--- ENTRIES SUPPLIED ---
»»

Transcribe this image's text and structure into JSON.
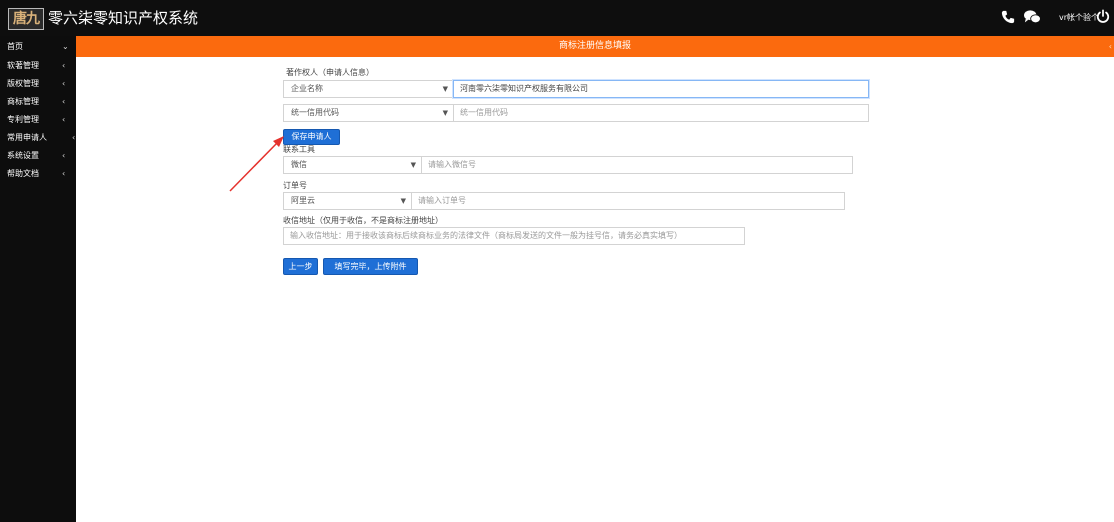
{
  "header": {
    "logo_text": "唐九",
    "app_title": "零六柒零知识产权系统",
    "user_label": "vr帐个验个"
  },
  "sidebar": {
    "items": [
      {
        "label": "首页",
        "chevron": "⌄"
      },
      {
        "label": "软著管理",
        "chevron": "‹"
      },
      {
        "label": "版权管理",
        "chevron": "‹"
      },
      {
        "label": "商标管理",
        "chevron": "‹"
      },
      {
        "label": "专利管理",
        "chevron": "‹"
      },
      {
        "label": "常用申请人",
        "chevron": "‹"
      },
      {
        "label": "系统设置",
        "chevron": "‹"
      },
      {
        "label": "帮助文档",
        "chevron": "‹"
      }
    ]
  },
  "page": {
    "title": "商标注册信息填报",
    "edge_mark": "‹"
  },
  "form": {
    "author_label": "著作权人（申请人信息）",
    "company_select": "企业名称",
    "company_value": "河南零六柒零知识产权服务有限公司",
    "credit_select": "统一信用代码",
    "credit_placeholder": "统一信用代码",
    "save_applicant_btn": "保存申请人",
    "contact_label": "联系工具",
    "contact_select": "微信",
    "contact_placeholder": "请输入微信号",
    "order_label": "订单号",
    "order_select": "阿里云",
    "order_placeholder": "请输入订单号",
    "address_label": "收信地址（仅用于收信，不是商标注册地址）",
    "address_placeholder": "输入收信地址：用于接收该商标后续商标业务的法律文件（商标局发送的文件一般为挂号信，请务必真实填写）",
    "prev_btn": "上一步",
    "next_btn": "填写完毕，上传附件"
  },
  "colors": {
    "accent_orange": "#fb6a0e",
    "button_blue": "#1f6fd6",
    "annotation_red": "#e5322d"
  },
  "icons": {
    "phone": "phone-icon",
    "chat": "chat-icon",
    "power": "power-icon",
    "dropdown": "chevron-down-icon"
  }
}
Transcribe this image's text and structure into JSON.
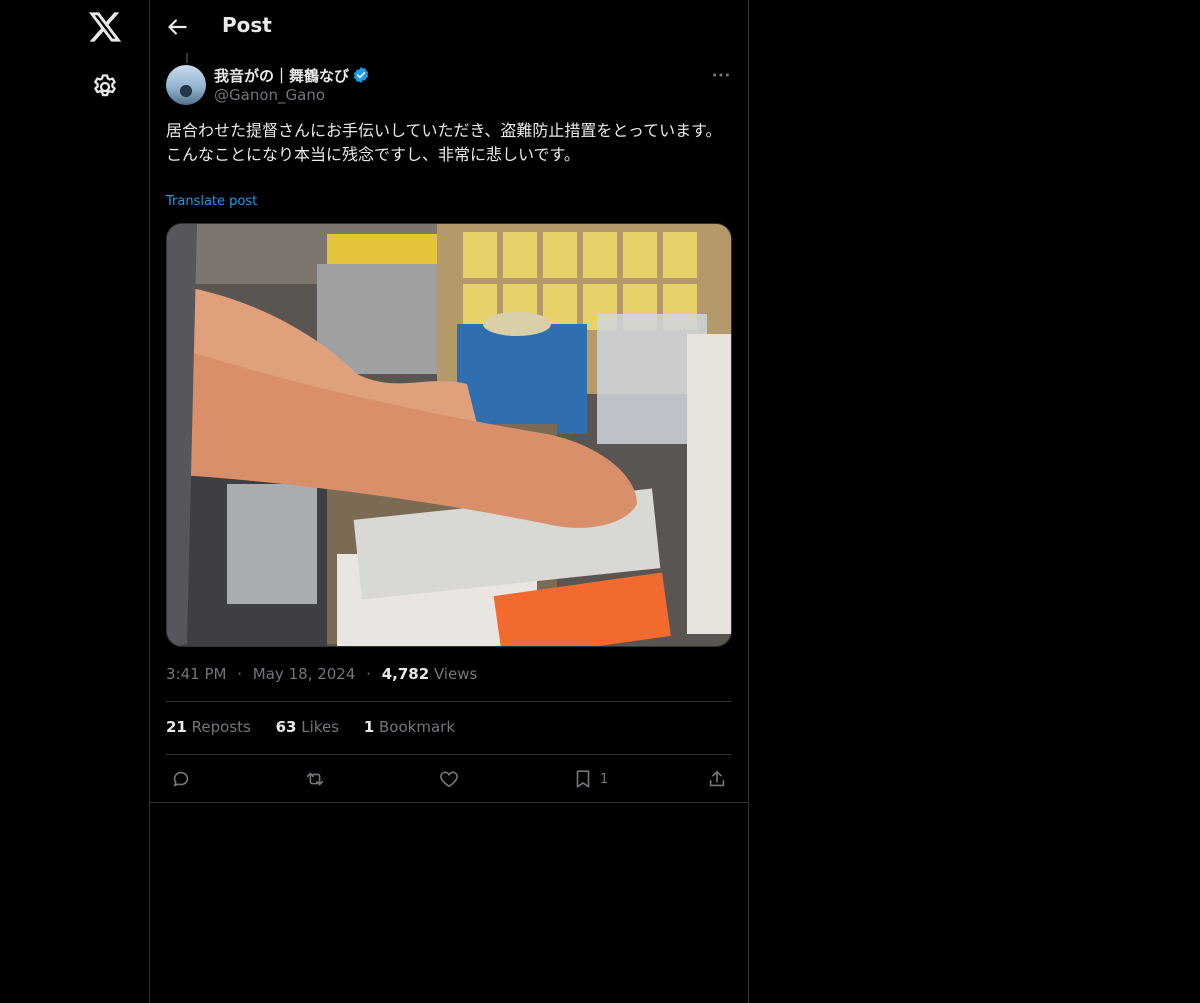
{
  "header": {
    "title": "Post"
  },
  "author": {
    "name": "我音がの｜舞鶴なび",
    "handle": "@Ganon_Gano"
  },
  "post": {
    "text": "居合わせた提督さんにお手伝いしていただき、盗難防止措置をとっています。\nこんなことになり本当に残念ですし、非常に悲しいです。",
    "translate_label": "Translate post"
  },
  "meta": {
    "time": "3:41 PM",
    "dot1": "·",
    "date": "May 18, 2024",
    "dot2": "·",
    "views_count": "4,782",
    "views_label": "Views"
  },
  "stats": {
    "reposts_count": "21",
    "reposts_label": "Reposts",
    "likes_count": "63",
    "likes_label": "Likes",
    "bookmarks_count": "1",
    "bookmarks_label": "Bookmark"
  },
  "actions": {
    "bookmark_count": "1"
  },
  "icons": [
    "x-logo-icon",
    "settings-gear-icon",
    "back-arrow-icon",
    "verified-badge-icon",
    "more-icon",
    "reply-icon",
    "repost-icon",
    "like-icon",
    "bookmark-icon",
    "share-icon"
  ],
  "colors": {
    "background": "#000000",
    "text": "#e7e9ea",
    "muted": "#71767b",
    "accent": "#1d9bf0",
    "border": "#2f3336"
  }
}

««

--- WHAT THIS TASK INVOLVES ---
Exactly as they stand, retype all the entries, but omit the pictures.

--- SOLUTION TO THE EXERCISE ---
Transcribe this image's text and structure into JSON.
{
  "header": {
    "logo_text": "唐九",
    "app_title": "零六柒零知识产权系统",
    "user_label": "vr帐个验个"
  },
  "sidebar": {
    "items": [
      {
        "label": "首页",
        "chevron": "⌄"
      },
      {
        "label": "软著管理",
        "chevron": "‹"
      },
      {
        "label": "版权管理",
        "chevron": "‹"
      },
      {
        "label": "商标管理",
        "chevron": "‹"
      },
      {
        "label": "专利管理",
        "chevron": "‹"
      },
      {
        "label": "常用申请人",
        "chevron": "‹"
      },
      {
        "label": "系统设置",
        "chevron": "‹"
      },
      {
        "label": "帮助文档",
        "chevron": "‹"
      }
    ]
  },
  "page": {
    "title": "商标注册信息填报",
    "edge_mark": "‹"
  },
  "form": {
    "author_label": "著作权人（申请人信息）",
    "company_select": "企业名称",
    "company_value": "河南零六柒零知识产权服务有限公司",
    "credit_select": "统一信用代码",
    "credit_placeholder": "统一信用代码",
    "save_applicant_btn": "保存申请人",
    "contact_label": "联系工具",
    "contact_select": "微信",
    "contact_placeholder": "请输入微信号",
    "order_label": "订单号",
    "order_select": "阿里云",
    "order_placeholder": "请输入订单号",
    "address_label": "收信地址（仅用于收信，不是商标注册地址）",
    "address_placeholder": "输入收信地址：用于接收该商标后续商标业务的法律文件（商标局发送的文件一般为挂号信，请务必真实填写）",
    "prev_btn": "上一步",
    "next_btn": "填写完毕，上传附件"
  },
  "colors": {
    "accent_orange": "#fb6a0e",
    "button_blue": "#1f6fd6",
    "annotation_red": "#e5322d"
  },
  "icons": {
    "phone": "phone-icon",
    "chat": "chat-icon",
    "power": "power-icon",
    "dropdown": "chevron-down-icon"
  }
}
Transcribe this image's text and structure into JSON.
{
  "header": {
    "title": "Post"
  },
  "author": {
    "name": "我音がの｜舞鶴なび",
    "handle": "@Ganon_Gano"
  },
  "post": {
    "text": "居合わせた提督さんにお手伝いしていただき、盗難防止措置をとっています。\nこんなことになり本当に残念ですし、非常に悲しいです。",
    "translate_label": "Translate post"
  },
  "meta": {
    "time": "3:41 PM",
    "dot1": "·",
    "date": "May 18, 2024",
    "dot2": "·",
    "views_count": "4,782",
    "views_label": "Views"
  },
  "stats": {
    "reposts_count": "21",
    "reposts_label": "Reposts",
    "likes_count": "63",
    "likes_label": "Likes",
    "bookmarks_count": "1",
    "bookmarks_label": "Bookmark"
  },
  "actions": {
    "bookmark_count": "1"
  },
  "icons": [
    "x-logo-icon",
    "settings-gear-icon",
    "back-arrow-icon",
    "verified-badge-icon",
    "more-icon",
    "reply-icon",
    "repost-icon",
    "like-icon",
    "bookmark-icon",
    "share-icon"
  ],
  "colors": {
    "background": "#000000",
    "text": "#e7e9ea",
    "muted": "#71767b",
    "accent": "#1d9bf0",
    "border": "#2f3336"
  }
}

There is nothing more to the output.